Digital transformation remains a top priority for this year, with remote work, digital transactions, customer interactions, and business collaboration all requiring flexible, personalized solutions. Cloud is the essential orchestrator and backbone behind everything digital.
As cloud providers see continued growth and cloud migration projects abound, we should stop to ask --why?
Yes, the cloud can scale infrastructure, applications, and data services at speed as demand shifts. We don’t think about cloud powering our digital apps, teleconferencing, collaboration tools, remote work and education, video streaming, telehealth, and more (until there’s an outage) -- but it does.
As organizations innovate their business strategies and implement their 2021 technology roadmaps, a cohesive cloud strategy can address four major challenges facing organizations -- digital work, data modernization, integrated business solutions (e.g., AI), and social impact.
1. Cloud and the future of work
During 2020, organizations embraced a work from anywhere (WFA) model that accelerated the use of cloud collaboration tools, video conferencing, cloud applications, and cloud infrastructure to support work. Where in January 2020, only 3% of full-time employees worked remotely, by April 2020 that number increased to 64%, according to SHRM -- with 81% of the global labor force impacted by May 2020 according to the International Labor Organization. In response, one cloud collaboration platform vendor reported it almost quadrupled its active daily users for that period. As organizations and the workforce embrace the digital workplace, the future of work will be powered by the cloud.
Additionally, organizations have realized on-premise data centers require access to the “workplace,” which will remain a challenge in 2021 that can be solved by cloud data centers. Those with essential workers have embraced innovative cloud native digital solutions to protect workers and advance the HR technology strategy.
2. Cloud data platforms and ecosystems
The cloud can enhance information sharing and collaboration across data platforms and digital ecosystems. Deloitte research shows 84% of physicians expect secure, efficient sharing of patient data integrated into care in the next five to 10 years. Real world evidence will be critically important in enhancing digital healthcare with historical patient data, real-time diagnostics, and personalized care. Organizations can leverage the cloud for greater collaboration, data standardization, and interoperability across their ecosystem. Research shows digital business ecosystems using cloud experience greater customer satisfaction rates, with 96% of organizations surveyed saying their brand is perceived better and saw improved revenue growth -- with leaders reporting 6.7% average annual revenue growth (vs. 4.9% reported by others).
3. Cloud for integrated business applications
New Cloud ML approaches for developers and data scientists have become available. These include Cloud AI platforms where organizations bring their existing AI models into the cloud; Cloud ML services where organizations can tap into pretrained models, frameworks, and general-purpose algorithms; and AutoML services to augment their AI teams. In the retail sector, organizations have embraced cloud ML to create digital businesses and predict shifting customer demands. Financial services organizations have used the cloud to modernize legacy lending applications for small businesses during the crisis.
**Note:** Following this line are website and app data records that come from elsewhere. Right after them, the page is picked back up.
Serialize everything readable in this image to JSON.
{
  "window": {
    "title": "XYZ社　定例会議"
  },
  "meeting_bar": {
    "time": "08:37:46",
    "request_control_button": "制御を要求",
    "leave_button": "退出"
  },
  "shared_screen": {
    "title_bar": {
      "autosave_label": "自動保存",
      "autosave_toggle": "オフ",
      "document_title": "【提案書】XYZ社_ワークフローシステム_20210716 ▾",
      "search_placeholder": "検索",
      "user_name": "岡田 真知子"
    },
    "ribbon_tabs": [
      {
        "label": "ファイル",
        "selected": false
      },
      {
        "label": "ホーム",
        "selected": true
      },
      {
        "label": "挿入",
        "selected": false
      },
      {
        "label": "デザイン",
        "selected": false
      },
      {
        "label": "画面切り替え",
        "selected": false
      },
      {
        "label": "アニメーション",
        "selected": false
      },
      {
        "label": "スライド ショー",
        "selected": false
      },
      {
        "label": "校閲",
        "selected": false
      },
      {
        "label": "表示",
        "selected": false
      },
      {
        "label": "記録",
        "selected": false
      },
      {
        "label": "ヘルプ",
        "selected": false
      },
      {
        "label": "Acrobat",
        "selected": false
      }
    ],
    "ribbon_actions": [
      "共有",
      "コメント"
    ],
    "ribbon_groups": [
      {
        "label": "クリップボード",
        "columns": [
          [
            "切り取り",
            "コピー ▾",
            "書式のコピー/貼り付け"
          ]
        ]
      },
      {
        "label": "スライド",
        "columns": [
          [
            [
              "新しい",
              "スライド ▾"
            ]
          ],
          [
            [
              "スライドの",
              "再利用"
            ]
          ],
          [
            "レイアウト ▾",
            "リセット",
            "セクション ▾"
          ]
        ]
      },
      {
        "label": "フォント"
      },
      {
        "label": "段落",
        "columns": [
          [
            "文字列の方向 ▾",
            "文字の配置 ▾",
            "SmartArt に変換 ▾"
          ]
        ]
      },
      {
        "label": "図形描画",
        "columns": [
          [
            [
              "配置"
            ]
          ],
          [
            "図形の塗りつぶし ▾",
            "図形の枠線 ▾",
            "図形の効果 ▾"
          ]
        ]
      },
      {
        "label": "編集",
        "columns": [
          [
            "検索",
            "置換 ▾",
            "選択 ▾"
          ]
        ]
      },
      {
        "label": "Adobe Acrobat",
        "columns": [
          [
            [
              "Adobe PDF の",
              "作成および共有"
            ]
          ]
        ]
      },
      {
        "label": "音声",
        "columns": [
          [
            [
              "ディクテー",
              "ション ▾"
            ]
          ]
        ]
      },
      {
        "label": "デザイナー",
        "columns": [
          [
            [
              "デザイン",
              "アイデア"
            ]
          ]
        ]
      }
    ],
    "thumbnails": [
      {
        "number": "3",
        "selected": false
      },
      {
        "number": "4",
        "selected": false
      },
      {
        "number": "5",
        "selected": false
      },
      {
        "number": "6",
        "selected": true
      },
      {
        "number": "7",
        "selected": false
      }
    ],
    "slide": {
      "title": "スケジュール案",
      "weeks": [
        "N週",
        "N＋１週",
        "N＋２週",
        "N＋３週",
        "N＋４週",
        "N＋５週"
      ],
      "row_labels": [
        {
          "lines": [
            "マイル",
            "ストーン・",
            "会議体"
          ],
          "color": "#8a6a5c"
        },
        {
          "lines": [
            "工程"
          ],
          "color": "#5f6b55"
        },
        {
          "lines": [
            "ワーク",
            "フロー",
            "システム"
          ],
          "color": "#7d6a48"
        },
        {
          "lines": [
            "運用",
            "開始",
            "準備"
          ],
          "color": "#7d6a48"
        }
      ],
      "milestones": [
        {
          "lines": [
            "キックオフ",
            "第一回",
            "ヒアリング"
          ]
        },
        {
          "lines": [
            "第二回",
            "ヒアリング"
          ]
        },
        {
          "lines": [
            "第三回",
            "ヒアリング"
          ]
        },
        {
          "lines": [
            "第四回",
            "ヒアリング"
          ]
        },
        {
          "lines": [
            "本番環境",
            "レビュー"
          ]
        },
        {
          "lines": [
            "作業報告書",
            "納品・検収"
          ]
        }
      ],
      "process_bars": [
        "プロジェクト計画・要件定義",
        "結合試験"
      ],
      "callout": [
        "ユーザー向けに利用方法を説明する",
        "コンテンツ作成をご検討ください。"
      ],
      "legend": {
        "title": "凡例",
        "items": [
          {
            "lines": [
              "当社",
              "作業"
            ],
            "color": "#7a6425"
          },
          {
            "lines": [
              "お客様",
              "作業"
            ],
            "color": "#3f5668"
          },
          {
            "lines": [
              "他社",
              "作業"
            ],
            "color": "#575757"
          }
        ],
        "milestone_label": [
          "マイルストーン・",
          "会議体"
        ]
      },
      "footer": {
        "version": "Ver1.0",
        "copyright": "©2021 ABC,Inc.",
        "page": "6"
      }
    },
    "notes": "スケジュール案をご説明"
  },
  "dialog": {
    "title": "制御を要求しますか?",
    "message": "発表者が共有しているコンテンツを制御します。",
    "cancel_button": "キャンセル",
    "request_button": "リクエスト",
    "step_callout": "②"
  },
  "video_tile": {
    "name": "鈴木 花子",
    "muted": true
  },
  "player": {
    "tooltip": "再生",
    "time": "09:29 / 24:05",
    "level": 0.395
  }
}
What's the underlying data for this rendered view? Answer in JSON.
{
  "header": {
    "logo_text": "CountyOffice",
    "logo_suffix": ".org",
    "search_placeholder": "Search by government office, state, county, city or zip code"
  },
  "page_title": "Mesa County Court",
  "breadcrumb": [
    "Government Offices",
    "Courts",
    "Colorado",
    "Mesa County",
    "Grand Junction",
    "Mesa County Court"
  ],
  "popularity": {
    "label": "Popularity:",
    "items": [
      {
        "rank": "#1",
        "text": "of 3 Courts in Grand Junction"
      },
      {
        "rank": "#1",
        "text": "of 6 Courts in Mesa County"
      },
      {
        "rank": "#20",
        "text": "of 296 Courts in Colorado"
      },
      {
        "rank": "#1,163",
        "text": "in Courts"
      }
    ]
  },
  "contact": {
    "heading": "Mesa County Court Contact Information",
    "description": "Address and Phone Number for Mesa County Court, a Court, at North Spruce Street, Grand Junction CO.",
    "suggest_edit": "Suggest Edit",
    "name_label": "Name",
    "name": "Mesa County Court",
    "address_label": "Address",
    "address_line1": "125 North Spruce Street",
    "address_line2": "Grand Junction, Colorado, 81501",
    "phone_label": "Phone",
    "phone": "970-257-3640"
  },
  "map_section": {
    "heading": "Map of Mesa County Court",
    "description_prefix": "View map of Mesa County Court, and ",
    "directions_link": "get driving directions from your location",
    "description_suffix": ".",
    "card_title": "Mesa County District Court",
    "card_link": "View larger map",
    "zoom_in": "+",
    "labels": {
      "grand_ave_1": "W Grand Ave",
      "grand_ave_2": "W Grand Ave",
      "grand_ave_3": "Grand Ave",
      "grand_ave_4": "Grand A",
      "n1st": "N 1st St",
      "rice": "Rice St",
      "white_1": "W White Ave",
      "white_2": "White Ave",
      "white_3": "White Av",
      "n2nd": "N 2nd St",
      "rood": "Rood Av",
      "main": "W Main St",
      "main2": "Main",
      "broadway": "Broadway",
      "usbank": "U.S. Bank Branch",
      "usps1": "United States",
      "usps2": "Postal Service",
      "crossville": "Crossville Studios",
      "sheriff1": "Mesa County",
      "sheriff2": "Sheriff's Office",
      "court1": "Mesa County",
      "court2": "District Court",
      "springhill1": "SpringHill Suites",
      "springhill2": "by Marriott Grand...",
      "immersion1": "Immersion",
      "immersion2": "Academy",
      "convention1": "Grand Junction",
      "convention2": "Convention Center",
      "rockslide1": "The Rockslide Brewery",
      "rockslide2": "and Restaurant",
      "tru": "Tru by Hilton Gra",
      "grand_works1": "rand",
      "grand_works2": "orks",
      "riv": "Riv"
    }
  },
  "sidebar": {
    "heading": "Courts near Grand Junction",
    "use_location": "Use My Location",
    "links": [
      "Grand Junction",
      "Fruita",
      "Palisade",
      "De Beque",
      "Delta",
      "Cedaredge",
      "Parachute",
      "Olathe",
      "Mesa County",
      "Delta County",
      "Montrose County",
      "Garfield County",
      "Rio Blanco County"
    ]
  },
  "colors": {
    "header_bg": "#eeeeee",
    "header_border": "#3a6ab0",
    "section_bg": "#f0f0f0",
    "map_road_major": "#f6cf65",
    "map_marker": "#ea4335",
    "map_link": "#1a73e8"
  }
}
And, in the technology, media, and telecommunications sector, the cloud is powering your favorite video streaming service.
As organizations rely on the cloud, cloud security becomes increasingly important for data integrity and workload and network security. Information leakage, cloud misconfiguration, and supply chain risk are the top concerns for organizations. A federated security model, zero trust approach, and robust cloud security controls can help to remediate these risks, increase business agility, and improve trust.
4. Cloud innovation and social impact
Finally, organizations are innovating new “intelligent edge” computing architectures by combining cloud, edge, AI, AR/VR and digital twin technologies that tap into the potential of the spatial web. The innovation and social impact potential are tremendous. Smart buildings have the potential to better report on energy consumption across a smart grid network with the cloud. Farms can benefit from precision agriculture solutions. The potential to use cloud to innovate for business and social impact is a rapidly maturing opportunity for the social enterprise.
From cloud possible to cloud now
As organizations develop their 2021 cloud strategies, without a doubt, 2020 will shape the agenda. The pandemic has shown organizations what’s cloud possible. It has dramatically shifted leadership, employee, and customer expectations on how digital transformation should be supporting their needs with cloud now -- supporting the future of work, data platforms and ecosystems, integrated AI and cyber strategies, and the social good agenda.
Diana Kearns-Manolatos is a strategic business leader with 13+ years of experience developing and delivering differentiated insights and award-winning communications programs. As senior manager in Deloitte’s Center for Integrated Research, she works to strategize, analyze, and create industry-leading research and insights on business and technology transformation with a focus on cloud and the future of the workforce. Diana is an author of nine books on digital transformation and a subject-matter expert and frequent speaker on AI, blockchain, cloud, digital ecosystems, and diversity.